A firewood box is used to store firewood near your heat source so you can easily stoke the fire without running to get wood all the time.
The concept of a storage box is pretty simple; it's a box used to store firewood.
They're commonly used inside the home, but they can also be used outside if they're built to withstand the weather.
If you burn firewood as your main heat source, you're going to go through quite a bit of wood since you're keeping a constant fire going 24 hours a day.
If there's one general rule to burning firewood, it's making the process as easy as possible, and a good quality box definitely helps.
What are the advantages of having a box to store your firewood?
Here are a few things to consider when placing your firewood in a box, rather than just piling it up on the floor.
Convenience Of Storing Firewood In A Box
Having a days worth of firewood stored within arms reach of your wood stove or fireplace can be really convenient, especially in the middle of the night when the fire needs to be tended.
Just think of the hassle it can be to get up in the middle of the night, go outside in the snow (depending on where you live) and grabbing an arm full of firewood for the fire.
Not exactly what most people would consider fun.
Having a box near the heat source will eliminate the need for several unnecessary trips.
Keeping It Clean
A storage box will keep the wood debris and dirt in one place......inside the box and not on your floor.
Using a storage box will help prevent bugs and dirt from falling everywhere.
Let's face it; firewood can be messy.
Having wood chips and dirt spread out around the fireplace or wood stove can be frustrating.
Store your wood in a storage box to help keep things clean.
A storage box also looks nice.
A homemade storage box can be built to match the homes decor, making it look much more appealing than a pile of wood.
A decorative box can help hide your firewood and add a little character to your home in the process!
Pest and insects can be transferred into the house; the same way you are advised not to store wood near your home.
Storing large amounts is discouraged.
Instead, a wood rack would be more convenient as it holds only a day's supply.
Firewood boxes can provide a good hiding place for animals such as mice and snakes looking for a warm place to hide for the winter.
You can either build your own box or buy one from a local store.
If you are fairly handy with tools and construction, building your own firewood box can be pretty simple.
It's up to you how involved or decorative you want the box to be.
Most homemade storage boxes are made out of plywood, but you can use anything lying around your shop.
Old barn wood.....deck boards.....rough sawn lumber?
Make it as creative or simple as you like!
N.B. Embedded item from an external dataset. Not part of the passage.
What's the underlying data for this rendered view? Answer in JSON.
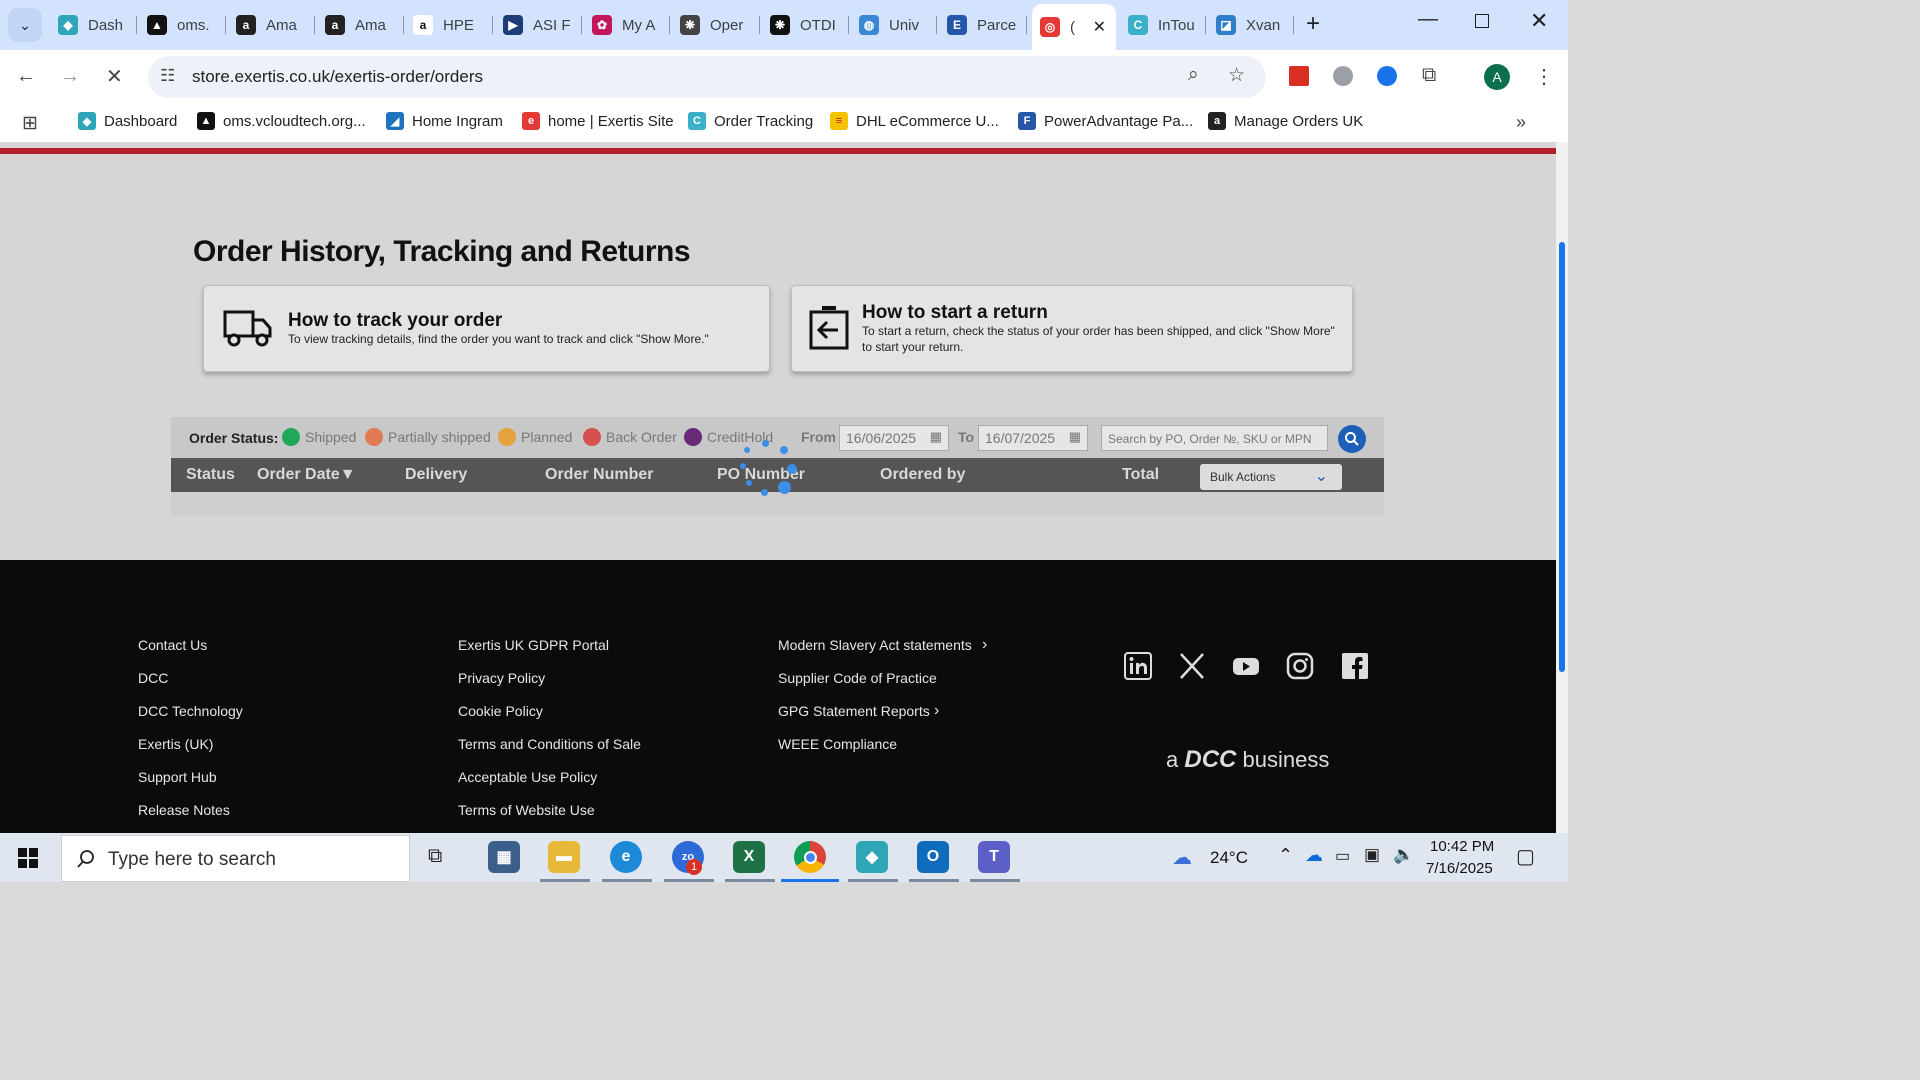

The exercise of firewood splitting does not have to be tiresome.
Starting with the right tool makes a huge difference, followed by the right technique.
A fire inside a fireplace or wood stove is not only memorable, it's also vital for keeping your home heating bills under control.
To keep such moments uninterrupted, having enough firewood close to the fireplace or wood burning stove is essential.
This makes it important to learn the best wood splitting techniques, so the firewood sits properly inside the box.
A standard axe, which may seem suitable for log splitting, is not the best tool of choice.
However, it is good for tree cutting and small wood chopping because the head of the axe is designed to chop the wood fibers as opposed too splitting them apart.
For log splitting, a maul would best fit the task due to its heavier weight and broadhead.
A prying triangle or wedge can come in handy while dealing with branch notches from the tree or tough fibers.
For better burning, you need to split the logs.
Smaller pieces of wood just burn better and hotter, which reduces creosote buildup on the interior of your chimney walls.
I highly recommend setting up a chopping block to split your wood on.
A wide-leveled stump of a tree or a wide wood chunk can serve as the chopping block.
This minimizes the chances of damaging the maul and maximizes effectiveness.
The chopping block not only absorbs each blow's force but also provides a driving surface for the blade after splitting the log.
To avoid having to pick the log after every miss, several small logs or one large one is placed together, inside a tire opening and set on your chopping block.
This is also helpful in back stress reduction.
Determine a weak spot on your log, usually where the wood is splitting naturally.
Strike it first for an easy cut.
If there is no weak point, aim straight down the middle.
Success hinges on the swing’s sheer velocity and proper placement, contrary to the common belief about brute force.
Spread your feet shoulder width apart, face the log and place your maul on the hitting spot while ensuring your arms are extended fully.
Taking half a step back, raise your maul over your head, bending your elbow, bring down the maul focusing on splitting the wood.
If, after a few mauls strikes, your log is still too thick for splitting or has knots, insert a splitting wedge.
Using a sledgehammer, drive in the splitting wedge to widen the split.
If it does not work, add another wedge on the opposite side to create another splinter.
Whether you build your own box or buy one from the store, a firewood storage box can be vey useful.
Although they are not necessary to heat your home, having one will make the process much more enjoyable.